## How to complete this task:
Images excluded, reproduce each line of the records exactly as it stands.

## Items listed in a dataset:
────────

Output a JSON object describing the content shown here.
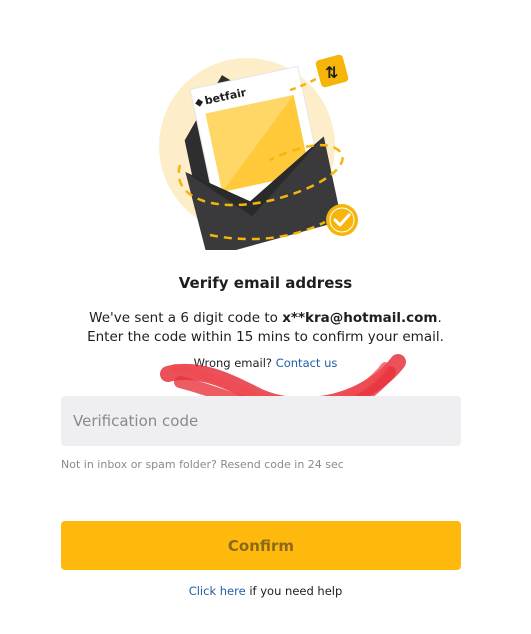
{
  "illustration": {
    "brand_text": "betfair",
    "icon": "envelope-icon",
    "badge_icon": "check-badge-icon",
    "tag_icon": "arrows-tag-icon"
  },
  "heading": {
    "title": "Verify email address"
  },
  "message": {
    "line1_prefix": "We've sent a 6 digit code to ",
    "email": "x**kra@hotmail.com",
    "line1_suffix": ".",
    "line2": "Enter the code within 15 mins to confirm your email."
  },
  "wrong_email": {
    "text": "Wrong email? ",
    "link": "Contact us"
  },
  "verification_input": {
    "placeholder": "Verification code",
    "value": ""
  },
  "resend": {
    "text": "Not in inbox or spam folder? Resend code in 24 sec"
  },
  "confirm_button": {
    "label": "Confirm"
  },
  "help": {
    "link": "Click here",
    "text": " if you need help"
  },
  "colors": {
    "accent": "#ffb80c",
    "link": "#1f5fa8",
    "input_bg": "#efeff1",
    "envelope": "#2e2e30",
    "scribble": "#e8323c"
  }
}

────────

## Answer space:
Output a JSON object describing the content shown here.
{
  "illustration": {
    "brand_text": "betfair",
    "icon": "envelope-icon",
    "badge_icon": "check-badge-icon",
    "tag_icon": "arrows-tag-icon"
  },
  "heading": {
    "title": "Verify email address"
  },
  "message": {
    "line1_prefix": "We've sent a 6 digit code to ",
    "email": "x**kra@hotmail.com",
    "line1_suffix": ".",
    "line2": "Enter the code within 15 mins to confirm your email."
  },
  "wrong_email": {
    "text": "Wrong email? ",
    "link": "Contact us"
  },
  "verification_input": {
    "placeholder": "Verification code",
    "value": ""
  },
  "resend": {
    "text": "Not in inbox or spam folder? Resend code in 24 sec"
  },
  "confirm_button": {
    "label": "Confirm"
  },
  "help": {
    "link": "Click here",
    "text": " if you need help"
  },
  "colors": {
    "accent": "#ffb80c",
    "link": "#1f5fa8",
    "input_bg": "#efeff1",
    "envelope": "#2e2e30",
    "scribble": "#e8323c"
  }
}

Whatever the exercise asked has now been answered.